Two players made this move possible.

2022 second-round draft pick Luke Goedeke, out of Central Michigan, can play the right-side tackle position. Throw into the mix this year’s second-round draft pick out of North Dakota State, Cody Mauch. Not only has Mauch played some left and right tackle, but in the Senior Bowl he slid inside and played guard. He can also play center, so you can see why the Bucs like him so much. He can slide in up and down the line if need be. At worst, you get a high-energy guy with strength that can back up any line position. In short, Licht has done it again. What looked like a possible sore spot has turned into a strength. These two players, more than any other; (besides T. Wirfs), made this switcheroo possible. Expect to see Mr. Wirfs knocking around defensive right tackles and ends here — real soon.

Jason Licht: The jury is out.
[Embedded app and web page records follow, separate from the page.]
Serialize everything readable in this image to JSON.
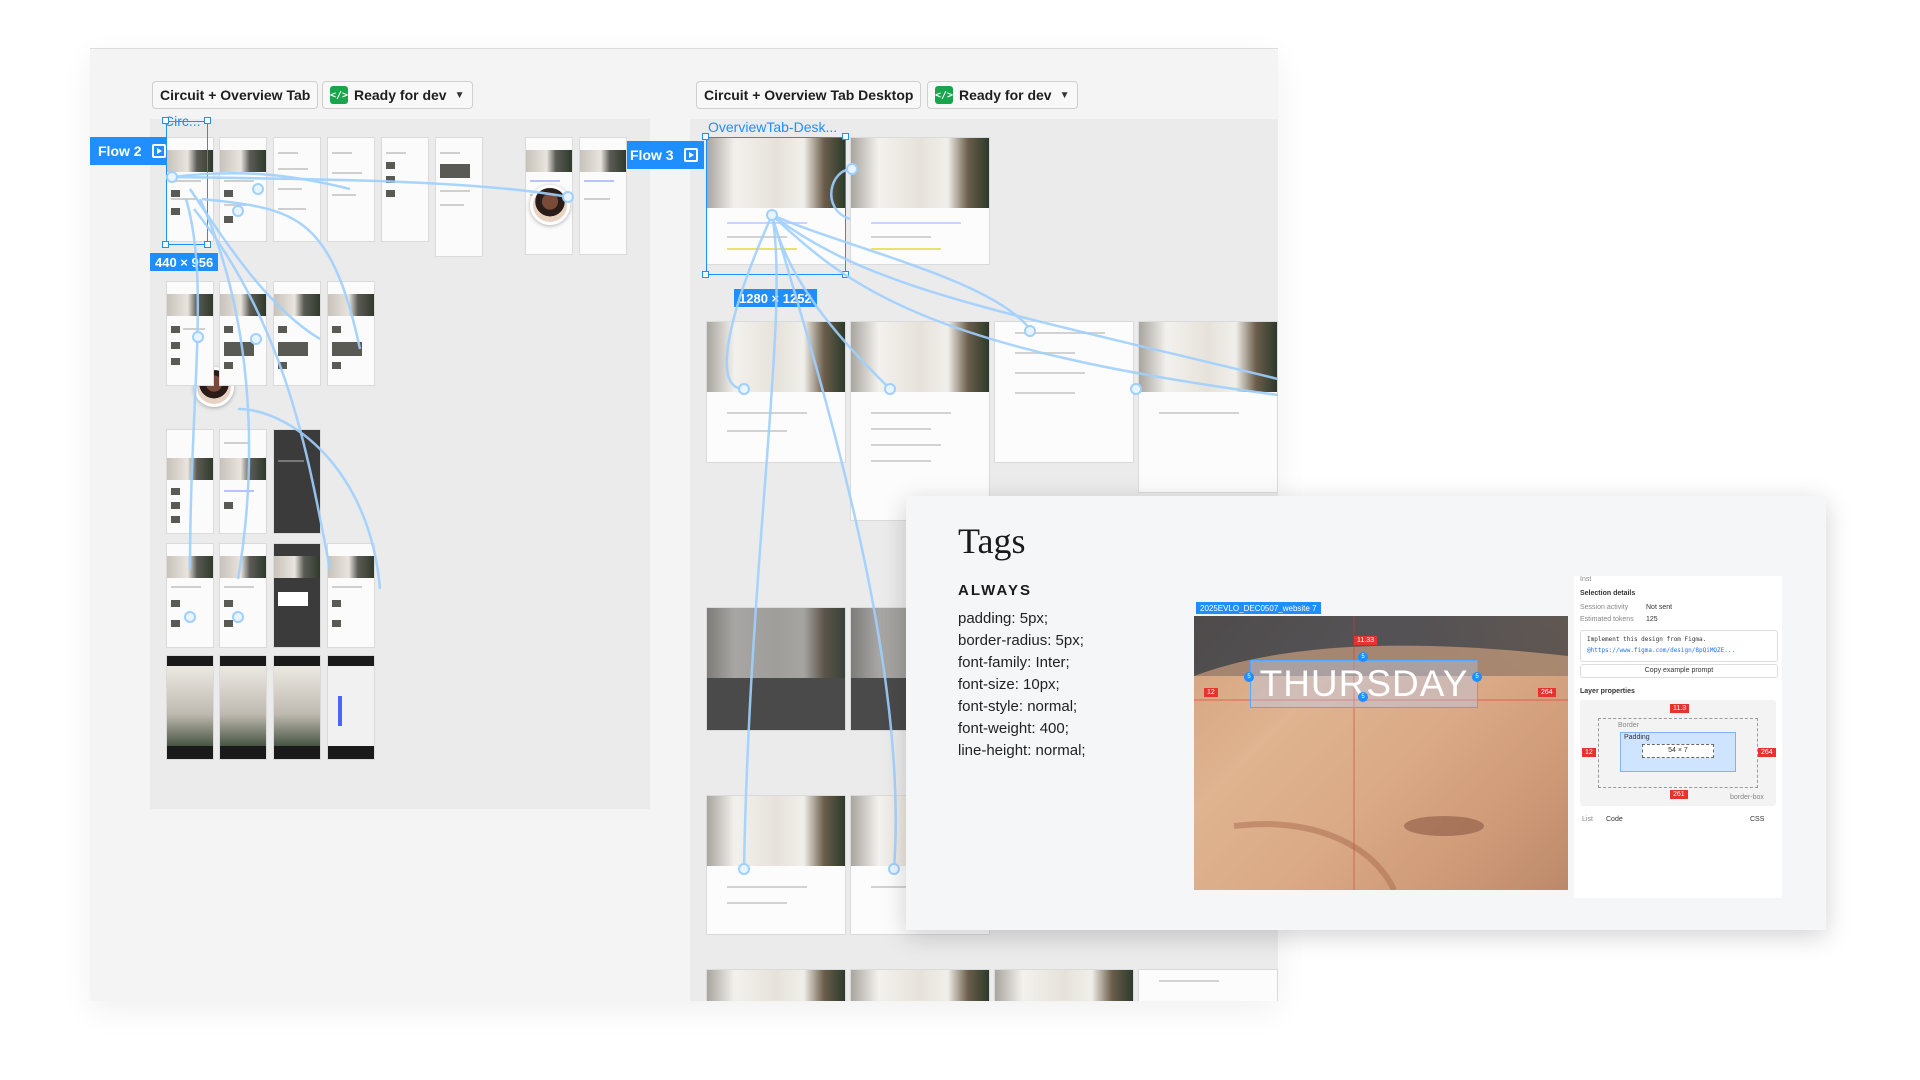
{
  "left_section": {
    "title": "Circuit + Overview Tab",
    "status": "Ready for dev",
    "frame_label": "Circ...",
    "flow_tag": "Flow 2",
    "dimension": "440 × 956"
  },
  "right_section": {
    "title": "Circuit + Overview Tab Desktop",
    "status": "Ready for dev",
    "frame_label": "OverviewTab-Desk...",
    "flow_tag": "Flow 3",
    "dimension": "1280 × 1252"
  },
  "inspector": {
    "title": "Tags",
    "subheading": "ALWAYS",
    "properties": [
      "padding: 5px;",
      "border-radius: 5px;",
      "font-family: Inter;",
      "font-size: 10px;",
      "font-style: normal;",
      "font-weight: 400;",
      "line-height: normal;"
    ],
    "canvas": {
      "layer_tag": "2025EVLO_DEC0507_website 7",
      "text": "THURSDAY",
      "measure_top": "11.33",
      "measure_left": "12",
      "measure_right": "264",
      "padding_value": "5"
    },
    "panel": {
      "header": "Inst",
      "selection_details": "Selection details",
      "session_activity_label": "Session activity",
      "session_activity_value": "Not sent",
      "estimated_tokens_label": "Estimated tokens",
      "estimated_tokens_value": "125",
      "prompt_line1": "Implement this design from Figma.",
      "prompt_line2": "@https://www.figma.com/design/8pQiMQZE...",
      "copy_button": "Copy example prompt",
      "layer_properties": "Layer properties",
      "box_top": "11.3",
      "box_left": "12",
      "box_right": "264",
      "box_bottom": "261",
      "border_label": "Border",
      "padding_label": "Padding",
      "content_size": "54 × 7",
      "box_model": "border-box",
      "tab_list": "List",
      "tab_code": "Code",
      "lang": "CSS"
    }
  },
  "colors": {
    "accent": "#1f8fff",
    "ready": "#19a54b",
    "redline": "#e5342f"
  }
}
There is one thing that this organization must do and do well. Year in and year out, if it wants to get back to firm respectability and a threat in the playoffs. Jason Licht and company must do above average to stellar in every draft for the next three to five seasons and beyond. Champions are built through the draft, and although free agency plays its part, the draft stocks the majority of the team. It’s possible to make a quick turnaround within a few years, being that you do very well in each draft. The Eagles turned it around in less than four seasons. It’s often easy to tell right away with some draft picks that they are going to pay off; with others, it may take several seasons, so the jury is always out. This could end up being another very good draft for our General Manager. Often it is not who is chosen in the first two rounds but rather who is chosen in the next five that will dictate success. In the early rounds, everyone knows who the studs are. It’s identifying the gems in the later rounds that can really pay off — those players more than the early picks — the jury stays out longer for them. In addition, the lower the pick, the less the contract, so getting great contributing talent at a lower price for four seasons (all rookie contracts are 4-years in length) is a bonus as well. Go Bucs!!